Gambling in some form has been a part of human culture throughout history. It is believed to have originated in ancient Mesopotamia, and was later practiced by the Romans and Greeks. In the modern era, casinos began appearing in Atlantic City, New Jersey and other American states. They are also popular on Native American reservations, and many countries have legalized casinos.
Most casinos make money by offering perks to gamblers that encourage them to spend more than they intend to. These perks are often called “comps.” The amount of comps that a player receives depends on the frequency and size of his or her bets. Some casinos even offer free hotel rooms, meals, shows, and airline tickets for big spenders. These perks are designed to attract and keep customers, which increases the casino’s revenue.
Although casinos rely on chance and luck to generate their profits, they also have a number of other factors that help to ensure their profitability. One of these is the house edge, which is the statistical advantage that the casino has over its players. This edge is typically much smaller than the player’s expected return on his or her bets, but it can add up over millions of bets.
Another factor in a casino’s profitability is its location. The more convenient a casino is to a large population center, the more potential customers it can attract. This is why many large cities have multiple casinos.
Lastly, a casino’s security measures are vital to its success. Casinos have numerous cameras mounted on the floors and walls, and staff members are trained to spot suspicious activity. In addition, many casinos have catwalks above the casino floor that allow surveillance personnel to look down on the games from above, through one-way glass.
In addition to these measures, some casinos have a secret way of making more money: by paying people to play on their machines. This is known as rake, and it can be very profitable for the casino. It is estimated that more than 51 million people visited a casino in the United States in 2002, and this number is probably much higher for other countries. Unfortunately, many of these visitors were compulsive gamblers, and studies show that their addiction erodes any economic gains a casino might make.
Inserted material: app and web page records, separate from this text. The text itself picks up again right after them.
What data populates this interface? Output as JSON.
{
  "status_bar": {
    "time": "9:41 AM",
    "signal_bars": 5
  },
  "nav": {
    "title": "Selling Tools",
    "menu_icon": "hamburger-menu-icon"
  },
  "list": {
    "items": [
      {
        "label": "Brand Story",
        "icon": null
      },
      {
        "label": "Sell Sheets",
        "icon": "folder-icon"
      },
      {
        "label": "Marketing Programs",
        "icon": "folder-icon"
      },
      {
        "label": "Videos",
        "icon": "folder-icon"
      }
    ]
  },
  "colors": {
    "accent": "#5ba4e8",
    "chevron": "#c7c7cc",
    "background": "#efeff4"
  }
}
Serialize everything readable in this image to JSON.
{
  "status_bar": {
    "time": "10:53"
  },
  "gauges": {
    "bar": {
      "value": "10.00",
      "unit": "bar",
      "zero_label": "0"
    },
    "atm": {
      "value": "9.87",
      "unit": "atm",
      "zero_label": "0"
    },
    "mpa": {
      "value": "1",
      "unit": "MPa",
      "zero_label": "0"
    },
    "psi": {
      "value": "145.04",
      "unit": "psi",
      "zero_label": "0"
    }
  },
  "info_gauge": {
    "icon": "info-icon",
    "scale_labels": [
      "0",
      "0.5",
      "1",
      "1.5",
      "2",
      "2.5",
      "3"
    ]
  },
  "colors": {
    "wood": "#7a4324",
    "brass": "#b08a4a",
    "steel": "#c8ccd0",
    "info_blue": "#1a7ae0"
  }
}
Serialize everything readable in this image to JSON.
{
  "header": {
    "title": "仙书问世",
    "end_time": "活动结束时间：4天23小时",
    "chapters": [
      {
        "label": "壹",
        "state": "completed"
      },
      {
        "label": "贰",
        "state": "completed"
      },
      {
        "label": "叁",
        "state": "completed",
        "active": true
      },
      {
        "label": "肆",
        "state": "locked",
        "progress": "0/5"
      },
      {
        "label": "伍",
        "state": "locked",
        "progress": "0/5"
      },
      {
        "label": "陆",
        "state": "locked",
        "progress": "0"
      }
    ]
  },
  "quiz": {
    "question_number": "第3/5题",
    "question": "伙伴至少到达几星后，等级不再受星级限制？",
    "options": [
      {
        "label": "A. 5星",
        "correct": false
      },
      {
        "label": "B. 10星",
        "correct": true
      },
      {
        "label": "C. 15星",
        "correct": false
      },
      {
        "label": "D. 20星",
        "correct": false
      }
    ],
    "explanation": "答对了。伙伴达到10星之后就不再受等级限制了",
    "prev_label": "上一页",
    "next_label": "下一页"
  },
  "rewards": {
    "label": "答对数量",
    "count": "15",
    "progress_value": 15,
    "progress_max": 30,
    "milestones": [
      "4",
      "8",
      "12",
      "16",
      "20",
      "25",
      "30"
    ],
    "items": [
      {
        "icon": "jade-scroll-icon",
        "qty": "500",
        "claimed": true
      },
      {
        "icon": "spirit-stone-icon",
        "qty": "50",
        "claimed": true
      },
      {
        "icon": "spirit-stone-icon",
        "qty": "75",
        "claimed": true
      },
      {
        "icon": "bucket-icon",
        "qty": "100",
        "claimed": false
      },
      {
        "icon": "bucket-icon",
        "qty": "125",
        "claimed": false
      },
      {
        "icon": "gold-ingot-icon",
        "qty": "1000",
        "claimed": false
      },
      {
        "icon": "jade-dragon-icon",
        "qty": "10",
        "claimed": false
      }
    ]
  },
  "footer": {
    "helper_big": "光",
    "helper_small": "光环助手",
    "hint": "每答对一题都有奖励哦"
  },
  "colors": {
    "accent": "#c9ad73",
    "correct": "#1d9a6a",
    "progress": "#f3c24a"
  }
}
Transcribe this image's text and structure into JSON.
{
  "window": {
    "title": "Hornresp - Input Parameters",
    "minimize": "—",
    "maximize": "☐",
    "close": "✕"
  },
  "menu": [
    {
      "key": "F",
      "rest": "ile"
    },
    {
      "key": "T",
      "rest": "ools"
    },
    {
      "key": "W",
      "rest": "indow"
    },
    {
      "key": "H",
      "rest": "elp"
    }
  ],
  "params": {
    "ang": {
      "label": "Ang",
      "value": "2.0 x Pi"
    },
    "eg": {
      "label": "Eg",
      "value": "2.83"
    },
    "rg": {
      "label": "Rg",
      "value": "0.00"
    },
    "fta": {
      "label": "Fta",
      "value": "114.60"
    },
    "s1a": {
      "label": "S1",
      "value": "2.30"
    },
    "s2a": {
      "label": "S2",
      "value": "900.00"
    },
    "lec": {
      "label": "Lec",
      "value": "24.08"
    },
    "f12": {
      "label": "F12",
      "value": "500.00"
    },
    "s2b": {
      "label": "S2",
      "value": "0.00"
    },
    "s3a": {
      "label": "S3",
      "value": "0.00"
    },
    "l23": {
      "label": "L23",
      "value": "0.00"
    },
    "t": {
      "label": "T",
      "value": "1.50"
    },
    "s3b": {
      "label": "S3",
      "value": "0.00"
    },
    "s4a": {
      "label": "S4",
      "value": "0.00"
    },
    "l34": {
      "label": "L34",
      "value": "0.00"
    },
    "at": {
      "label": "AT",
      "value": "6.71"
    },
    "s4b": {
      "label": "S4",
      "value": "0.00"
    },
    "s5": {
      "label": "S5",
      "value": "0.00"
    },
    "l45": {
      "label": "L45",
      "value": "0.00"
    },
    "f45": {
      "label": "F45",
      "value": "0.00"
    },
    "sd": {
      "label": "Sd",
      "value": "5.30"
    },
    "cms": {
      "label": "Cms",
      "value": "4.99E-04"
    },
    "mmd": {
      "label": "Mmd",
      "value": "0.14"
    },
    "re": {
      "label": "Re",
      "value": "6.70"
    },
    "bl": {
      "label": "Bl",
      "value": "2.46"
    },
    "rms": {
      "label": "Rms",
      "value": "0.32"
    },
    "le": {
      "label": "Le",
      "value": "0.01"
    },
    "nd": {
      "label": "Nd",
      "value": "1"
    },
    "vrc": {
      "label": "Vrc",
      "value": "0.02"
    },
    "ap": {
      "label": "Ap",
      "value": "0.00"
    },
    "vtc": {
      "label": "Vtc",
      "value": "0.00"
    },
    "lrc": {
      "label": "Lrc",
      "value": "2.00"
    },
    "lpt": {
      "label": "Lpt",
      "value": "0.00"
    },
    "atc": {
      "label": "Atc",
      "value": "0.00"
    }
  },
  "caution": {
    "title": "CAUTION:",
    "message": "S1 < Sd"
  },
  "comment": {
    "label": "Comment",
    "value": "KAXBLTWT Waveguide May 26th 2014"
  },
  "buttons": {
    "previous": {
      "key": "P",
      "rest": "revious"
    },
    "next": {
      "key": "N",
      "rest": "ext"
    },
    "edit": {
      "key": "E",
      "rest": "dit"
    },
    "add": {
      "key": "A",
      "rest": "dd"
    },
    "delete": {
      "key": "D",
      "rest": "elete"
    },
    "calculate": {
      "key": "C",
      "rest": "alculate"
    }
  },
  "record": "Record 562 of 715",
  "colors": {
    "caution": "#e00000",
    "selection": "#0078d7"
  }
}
These negative effects include a shift in spending away from other forms of entertainment, decreased productivity, and the cost of treating problem gamblers.